Sound could replace lasers in surgery
Moving from HOT to HAT, a dazzling new acoustic technology.
- Scientists announce the ability to simultaneously manipulate individual levitated objects.
- Using high-frequency sound waves may provide a safer alternative to laser microsurgery.
- Video of the research looks like a cartoon, but it's all real.
For a while now, scientists have presented demonstrations of sound's ability to levitate and move suspended particles. It's pretty cool stuff, and you can find lots of amazing videos showing intriguing patterns made with acoustic waves. Now, though, mechanical engineers Asier Marzo of Spain's Universidad Publica De Navarra and Bruce Drinkwater of the UK's University of Bristol have published research in which they demonstrate, for the first time, the ability to independently move particles in 3D space using ultrasonic sound waves. This technology has the potential to one day offer a less-invasive and destructive alternative to the lasers current employed in surgery suites. As Drinkwater tells University of Bristol News, "Optical tweezers are a fantastic technology, but always dangerously close to killing the cells being moved. With acoustics we're applying the same sort of forces but with way less energy associated. There's lots of applications that require cellular manipulation and acoustic systems are perfect for them."
HAT, not HOT
Marzo and Drinkwater call their invention "Holographic Acoustic Tweezers" (HOT), or simply "acoustic tweezers" in conversation. The HOT acronym differentiates the method from Holographic Optical Tweezers (HAT), the laser-based technology it hopes to supplant. The technique's medical applications do seem plausible: The scientists have already shown that they can connect polystyrene spheres with thread and use HAT to sew fabric.
Since moving polystyrene balls in the air is hardly the same as manipulating tiny objects in the body, the current breakthrough is seen as just a first step. Marzo and Drinkwater hope to demonstrate the system working in water in about a year, and from there move on to getting it going in biological tissue. Marzo says, "The flexibility of ultrasonic sound waves will allow us to operate at micrometre scales to position cells within 3D printed assemblies or living tissue. Or on a larger scale, to levitate tangible pixels that form a physical hologram in mid-air."
Sergio Larripa, Asier Marzo, Bruce Drinkwater
Working in the HAT array
How HAT works
Even in its current form, the HAT technology is impressive, to say the least.
"We applied a novel algorithm that controls an array of 256 small loudspeakers," says Marzo, "and that is what allows us to create the intricate, tweezer-like, acoustic fields." The speakers emit very high-frequency sound waves, in the 40 kHz range — human hearing is said to top out at just above 20 kHz, though there's some debate about its upper limits.
The HAT demonstration takes place inside a box-like array with the 256 single-centimeter speakers arranged on walls opposite each other over a reflective base. The "particles" they're moving are styrofoam balls from 1-3 millimeters in diameter, and HAT is currently capable of moving up to 25 of them at a time.
The future of HAT

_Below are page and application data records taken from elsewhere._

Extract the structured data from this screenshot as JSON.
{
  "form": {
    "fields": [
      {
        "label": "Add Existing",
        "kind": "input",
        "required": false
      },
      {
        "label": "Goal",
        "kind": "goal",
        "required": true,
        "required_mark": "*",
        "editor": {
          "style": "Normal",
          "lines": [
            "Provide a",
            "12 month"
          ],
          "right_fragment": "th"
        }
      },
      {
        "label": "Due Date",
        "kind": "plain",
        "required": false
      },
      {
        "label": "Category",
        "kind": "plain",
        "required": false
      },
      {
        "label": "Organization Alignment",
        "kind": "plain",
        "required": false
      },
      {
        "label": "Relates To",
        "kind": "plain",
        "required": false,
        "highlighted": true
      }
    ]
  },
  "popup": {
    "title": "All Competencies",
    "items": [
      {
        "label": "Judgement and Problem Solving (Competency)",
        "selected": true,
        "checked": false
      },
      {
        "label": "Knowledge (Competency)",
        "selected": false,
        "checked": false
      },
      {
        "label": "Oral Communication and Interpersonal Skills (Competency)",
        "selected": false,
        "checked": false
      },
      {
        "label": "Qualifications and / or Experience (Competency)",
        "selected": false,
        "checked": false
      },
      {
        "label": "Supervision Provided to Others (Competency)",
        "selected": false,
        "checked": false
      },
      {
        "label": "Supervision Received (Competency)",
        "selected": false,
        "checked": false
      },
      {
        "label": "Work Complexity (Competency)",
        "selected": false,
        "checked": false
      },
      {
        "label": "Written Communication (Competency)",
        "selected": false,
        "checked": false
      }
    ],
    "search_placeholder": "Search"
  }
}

Marzo describes his vision for HAT's future, saying, "The flexibility of ultrasonic sound waves will allow us to operate at micrometer scales to position cells within 3D printed assemblies or living tissue. Or on a larger scale, to levitate tangible pixels that form a physical hologram in mid-air." He describes another tantalizing use to Agencia Sync: "At micrometric scales," "Marzo says, it could allow "the manipulation of 3D cells to create structures beyond a simple culture in a two-dimensional Petri dish."
Swipe right to make the connections that could change your career.
Swipe right. Match. Meet over coffee or set up a call.
No, we aren't talking about Tinder. Introducing Shapr, a free app that helps people with synergistic professional goals and skill sets easily meet and collaborate.
In his final years, Martin Luther King, Jr. become increasingly focused on the problem of poverty in America.
- Despite being widely known for his leadership role in the American civil rights movement, Martin Luther King, Jr. also played a central role in organizing the Poor People's Campaign of 1968.
- The campaign was one of the first to demand a guaranteed income for all poor families in America.
- Today, the idea of a universal basic income is increasingly popular, and King's arguments in support of the policy still make a good case some 50 years later.
A completely unexpected discovery beneath the ice.
- Scientists find remains of a tardigrade and crustaceans in a deep, frozen Antarctic lake.
- The creatures' origin is unknown, and further study is ongoing.
- Biology speaks up about Antarctica's history.
For Damien Echols, tattoos are part of his existential armor.
- In prison Damien Echols was known by his number SK931, not his name, and had his hair sheared off. Stripped of his identity, the only thing he had left was his skin.
- This is why he began tattooing things that are meaningful to him — to carry a "suit of armor" made up the images of the people and objects that have significance to him, from his friends to talismans.
- Echols believes that all places are imbued with divinity: "If you interact with New York City as if there's an intelligence behind... then it will behave towards you the same way."
SMARTER FASTER trademarks owned by The Big Think, Inc. All rights reserved.